*Work required*
This exercise calls for copying every line below that holds the word "days".

*Available records*
====

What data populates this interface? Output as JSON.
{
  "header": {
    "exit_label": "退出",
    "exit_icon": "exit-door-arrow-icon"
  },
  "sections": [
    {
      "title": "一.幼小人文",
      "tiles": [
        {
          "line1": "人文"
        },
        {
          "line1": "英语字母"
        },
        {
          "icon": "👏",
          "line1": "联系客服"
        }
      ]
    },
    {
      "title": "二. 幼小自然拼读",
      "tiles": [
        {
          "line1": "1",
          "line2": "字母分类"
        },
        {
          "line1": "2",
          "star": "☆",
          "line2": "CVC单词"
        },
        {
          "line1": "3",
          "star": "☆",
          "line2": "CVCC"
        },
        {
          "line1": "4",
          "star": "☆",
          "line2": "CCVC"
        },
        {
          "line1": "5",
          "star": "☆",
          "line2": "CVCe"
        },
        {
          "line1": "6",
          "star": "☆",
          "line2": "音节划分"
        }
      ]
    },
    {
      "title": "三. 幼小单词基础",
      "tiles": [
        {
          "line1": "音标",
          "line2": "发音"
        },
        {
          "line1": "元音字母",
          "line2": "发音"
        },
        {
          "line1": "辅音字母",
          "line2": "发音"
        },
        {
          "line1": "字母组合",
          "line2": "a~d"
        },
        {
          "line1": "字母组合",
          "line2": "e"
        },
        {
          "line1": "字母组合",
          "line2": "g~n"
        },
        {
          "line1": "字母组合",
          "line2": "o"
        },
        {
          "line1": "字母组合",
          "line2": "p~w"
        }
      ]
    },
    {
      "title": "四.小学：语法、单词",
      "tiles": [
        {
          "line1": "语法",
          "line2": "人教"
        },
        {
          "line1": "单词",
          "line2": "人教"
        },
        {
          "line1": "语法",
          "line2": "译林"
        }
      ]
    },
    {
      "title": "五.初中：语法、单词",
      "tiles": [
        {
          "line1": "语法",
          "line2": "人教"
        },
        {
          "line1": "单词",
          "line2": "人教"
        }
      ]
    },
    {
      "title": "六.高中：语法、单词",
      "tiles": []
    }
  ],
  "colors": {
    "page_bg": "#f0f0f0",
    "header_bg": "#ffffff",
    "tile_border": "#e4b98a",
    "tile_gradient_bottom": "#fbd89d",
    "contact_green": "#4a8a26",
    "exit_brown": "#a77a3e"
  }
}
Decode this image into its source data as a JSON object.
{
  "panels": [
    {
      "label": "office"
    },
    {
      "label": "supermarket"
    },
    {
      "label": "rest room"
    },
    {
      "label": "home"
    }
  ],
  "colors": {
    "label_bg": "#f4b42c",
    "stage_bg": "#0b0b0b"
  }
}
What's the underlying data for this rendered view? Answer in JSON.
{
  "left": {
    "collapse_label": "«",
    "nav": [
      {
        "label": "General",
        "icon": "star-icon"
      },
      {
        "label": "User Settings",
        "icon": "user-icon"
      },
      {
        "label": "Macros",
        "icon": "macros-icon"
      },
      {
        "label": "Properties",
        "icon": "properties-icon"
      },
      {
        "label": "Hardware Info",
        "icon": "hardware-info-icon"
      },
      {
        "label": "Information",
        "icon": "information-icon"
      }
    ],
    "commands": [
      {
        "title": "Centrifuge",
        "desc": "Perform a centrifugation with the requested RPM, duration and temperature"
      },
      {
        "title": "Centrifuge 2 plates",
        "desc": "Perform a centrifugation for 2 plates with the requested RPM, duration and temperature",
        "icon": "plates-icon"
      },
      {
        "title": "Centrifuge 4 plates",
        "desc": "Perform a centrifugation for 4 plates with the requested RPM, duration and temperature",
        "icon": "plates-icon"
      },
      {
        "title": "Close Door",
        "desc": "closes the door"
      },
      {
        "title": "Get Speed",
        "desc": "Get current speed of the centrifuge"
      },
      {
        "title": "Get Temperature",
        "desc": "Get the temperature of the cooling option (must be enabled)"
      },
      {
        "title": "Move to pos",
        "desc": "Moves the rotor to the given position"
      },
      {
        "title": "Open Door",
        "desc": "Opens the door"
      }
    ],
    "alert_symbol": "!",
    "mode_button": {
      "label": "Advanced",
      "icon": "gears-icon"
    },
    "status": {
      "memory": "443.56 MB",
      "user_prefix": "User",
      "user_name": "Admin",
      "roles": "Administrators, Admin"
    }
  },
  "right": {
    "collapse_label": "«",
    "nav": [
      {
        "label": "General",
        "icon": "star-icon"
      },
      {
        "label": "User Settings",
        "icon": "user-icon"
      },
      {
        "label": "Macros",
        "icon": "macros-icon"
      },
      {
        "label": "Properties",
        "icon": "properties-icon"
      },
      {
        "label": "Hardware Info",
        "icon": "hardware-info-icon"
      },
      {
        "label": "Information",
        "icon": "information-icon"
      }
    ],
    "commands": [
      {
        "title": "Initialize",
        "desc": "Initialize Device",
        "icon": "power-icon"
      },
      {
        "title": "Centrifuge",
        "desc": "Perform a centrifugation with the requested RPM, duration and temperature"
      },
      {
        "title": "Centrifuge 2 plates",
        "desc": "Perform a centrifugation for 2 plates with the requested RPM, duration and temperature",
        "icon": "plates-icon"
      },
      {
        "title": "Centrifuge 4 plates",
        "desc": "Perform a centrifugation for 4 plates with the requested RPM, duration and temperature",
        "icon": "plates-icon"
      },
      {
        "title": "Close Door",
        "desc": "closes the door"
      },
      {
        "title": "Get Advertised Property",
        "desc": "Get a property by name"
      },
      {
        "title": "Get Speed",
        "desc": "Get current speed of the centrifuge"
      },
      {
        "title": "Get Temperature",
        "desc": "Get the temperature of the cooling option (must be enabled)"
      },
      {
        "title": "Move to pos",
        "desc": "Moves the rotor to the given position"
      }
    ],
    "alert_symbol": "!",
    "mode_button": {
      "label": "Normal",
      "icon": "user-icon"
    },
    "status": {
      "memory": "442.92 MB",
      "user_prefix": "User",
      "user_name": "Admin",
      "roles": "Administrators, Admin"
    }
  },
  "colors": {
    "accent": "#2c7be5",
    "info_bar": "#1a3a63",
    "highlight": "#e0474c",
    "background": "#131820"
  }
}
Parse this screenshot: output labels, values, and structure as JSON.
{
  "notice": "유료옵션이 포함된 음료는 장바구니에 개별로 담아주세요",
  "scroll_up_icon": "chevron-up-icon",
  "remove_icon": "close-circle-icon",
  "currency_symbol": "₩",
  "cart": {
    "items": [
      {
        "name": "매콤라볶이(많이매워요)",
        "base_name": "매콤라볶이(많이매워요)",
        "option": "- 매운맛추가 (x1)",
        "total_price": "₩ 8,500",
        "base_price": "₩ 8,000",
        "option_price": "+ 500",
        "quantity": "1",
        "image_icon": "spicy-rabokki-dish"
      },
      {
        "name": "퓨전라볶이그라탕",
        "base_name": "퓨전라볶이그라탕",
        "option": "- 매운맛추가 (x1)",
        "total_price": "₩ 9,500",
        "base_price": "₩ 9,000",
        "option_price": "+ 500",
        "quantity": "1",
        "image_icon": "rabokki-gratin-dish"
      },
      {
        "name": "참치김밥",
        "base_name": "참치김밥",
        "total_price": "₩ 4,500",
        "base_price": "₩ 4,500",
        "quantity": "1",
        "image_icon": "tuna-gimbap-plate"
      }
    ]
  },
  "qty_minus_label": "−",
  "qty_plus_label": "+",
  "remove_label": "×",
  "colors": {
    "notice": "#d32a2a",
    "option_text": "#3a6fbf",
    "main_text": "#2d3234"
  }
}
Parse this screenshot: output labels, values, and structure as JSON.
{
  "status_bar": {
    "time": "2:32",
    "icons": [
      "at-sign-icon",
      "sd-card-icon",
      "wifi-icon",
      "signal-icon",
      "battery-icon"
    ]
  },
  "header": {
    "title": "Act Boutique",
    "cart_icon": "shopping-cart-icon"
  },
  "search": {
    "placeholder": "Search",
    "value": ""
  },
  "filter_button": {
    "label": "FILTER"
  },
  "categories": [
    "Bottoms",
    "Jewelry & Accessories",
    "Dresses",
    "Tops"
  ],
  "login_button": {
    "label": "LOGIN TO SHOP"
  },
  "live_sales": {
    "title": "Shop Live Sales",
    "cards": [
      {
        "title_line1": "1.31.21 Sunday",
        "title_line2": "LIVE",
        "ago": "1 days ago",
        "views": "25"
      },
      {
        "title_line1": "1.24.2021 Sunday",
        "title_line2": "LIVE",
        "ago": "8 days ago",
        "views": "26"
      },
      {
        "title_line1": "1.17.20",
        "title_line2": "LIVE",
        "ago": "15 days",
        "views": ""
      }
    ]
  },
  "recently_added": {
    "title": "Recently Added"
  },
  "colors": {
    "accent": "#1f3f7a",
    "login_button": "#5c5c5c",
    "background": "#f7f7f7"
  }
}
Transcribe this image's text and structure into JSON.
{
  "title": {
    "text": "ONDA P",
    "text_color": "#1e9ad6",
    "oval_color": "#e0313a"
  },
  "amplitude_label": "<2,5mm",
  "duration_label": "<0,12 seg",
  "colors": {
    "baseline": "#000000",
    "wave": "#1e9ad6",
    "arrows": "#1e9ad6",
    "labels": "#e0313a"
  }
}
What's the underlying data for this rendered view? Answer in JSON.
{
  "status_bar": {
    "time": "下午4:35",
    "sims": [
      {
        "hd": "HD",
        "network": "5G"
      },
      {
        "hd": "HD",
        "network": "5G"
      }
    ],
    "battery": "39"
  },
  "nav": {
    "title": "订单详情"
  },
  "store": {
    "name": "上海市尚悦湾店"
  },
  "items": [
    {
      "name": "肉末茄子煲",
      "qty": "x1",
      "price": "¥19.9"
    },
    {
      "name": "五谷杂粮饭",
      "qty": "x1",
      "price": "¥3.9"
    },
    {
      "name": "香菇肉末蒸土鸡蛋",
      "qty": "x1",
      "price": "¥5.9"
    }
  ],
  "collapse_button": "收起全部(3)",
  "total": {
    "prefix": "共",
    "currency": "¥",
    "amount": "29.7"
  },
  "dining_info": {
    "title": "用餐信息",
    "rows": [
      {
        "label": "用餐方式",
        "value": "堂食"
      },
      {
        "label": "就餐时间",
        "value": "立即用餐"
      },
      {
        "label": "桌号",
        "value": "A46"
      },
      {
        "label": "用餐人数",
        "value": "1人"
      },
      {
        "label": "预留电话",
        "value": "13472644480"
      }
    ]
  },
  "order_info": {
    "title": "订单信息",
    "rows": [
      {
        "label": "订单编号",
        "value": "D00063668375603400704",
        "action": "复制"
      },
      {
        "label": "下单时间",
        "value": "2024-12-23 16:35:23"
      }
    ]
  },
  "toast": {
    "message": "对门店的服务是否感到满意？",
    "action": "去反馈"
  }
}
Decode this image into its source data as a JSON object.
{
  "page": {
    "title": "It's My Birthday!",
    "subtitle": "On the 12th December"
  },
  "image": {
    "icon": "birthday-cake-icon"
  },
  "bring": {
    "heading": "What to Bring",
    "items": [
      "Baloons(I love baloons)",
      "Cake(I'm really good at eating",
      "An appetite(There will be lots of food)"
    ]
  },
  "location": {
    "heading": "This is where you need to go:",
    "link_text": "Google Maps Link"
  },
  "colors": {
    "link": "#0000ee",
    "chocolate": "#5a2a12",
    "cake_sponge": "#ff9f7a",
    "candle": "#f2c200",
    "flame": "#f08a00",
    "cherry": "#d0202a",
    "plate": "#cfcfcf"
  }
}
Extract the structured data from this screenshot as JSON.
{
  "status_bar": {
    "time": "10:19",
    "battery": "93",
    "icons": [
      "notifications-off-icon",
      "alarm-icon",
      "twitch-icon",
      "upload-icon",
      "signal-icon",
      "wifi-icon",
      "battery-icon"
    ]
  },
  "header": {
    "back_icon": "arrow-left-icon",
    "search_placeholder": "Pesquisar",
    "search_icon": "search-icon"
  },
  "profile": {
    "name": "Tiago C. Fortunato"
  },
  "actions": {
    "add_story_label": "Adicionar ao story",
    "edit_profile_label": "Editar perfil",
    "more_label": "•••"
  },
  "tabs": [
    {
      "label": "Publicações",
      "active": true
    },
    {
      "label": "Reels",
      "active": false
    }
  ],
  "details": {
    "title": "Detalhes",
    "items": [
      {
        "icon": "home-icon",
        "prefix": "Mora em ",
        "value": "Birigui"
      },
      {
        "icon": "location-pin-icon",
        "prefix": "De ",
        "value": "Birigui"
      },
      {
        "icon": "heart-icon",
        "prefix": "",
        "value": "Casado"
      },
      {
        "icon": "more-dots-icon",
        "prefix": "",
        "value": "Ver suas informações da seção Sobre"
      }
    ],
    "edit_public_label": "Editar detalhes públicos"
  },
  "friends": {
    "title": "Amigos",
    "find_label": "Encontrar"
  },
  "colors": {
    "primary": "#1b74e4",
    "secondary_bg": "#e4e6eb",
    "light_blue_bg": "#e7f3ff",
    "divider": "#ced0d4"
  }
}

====

*Output below*
        "ago": "1 days ago",
        "ago": "8 days ago",
        "ago": "15 days",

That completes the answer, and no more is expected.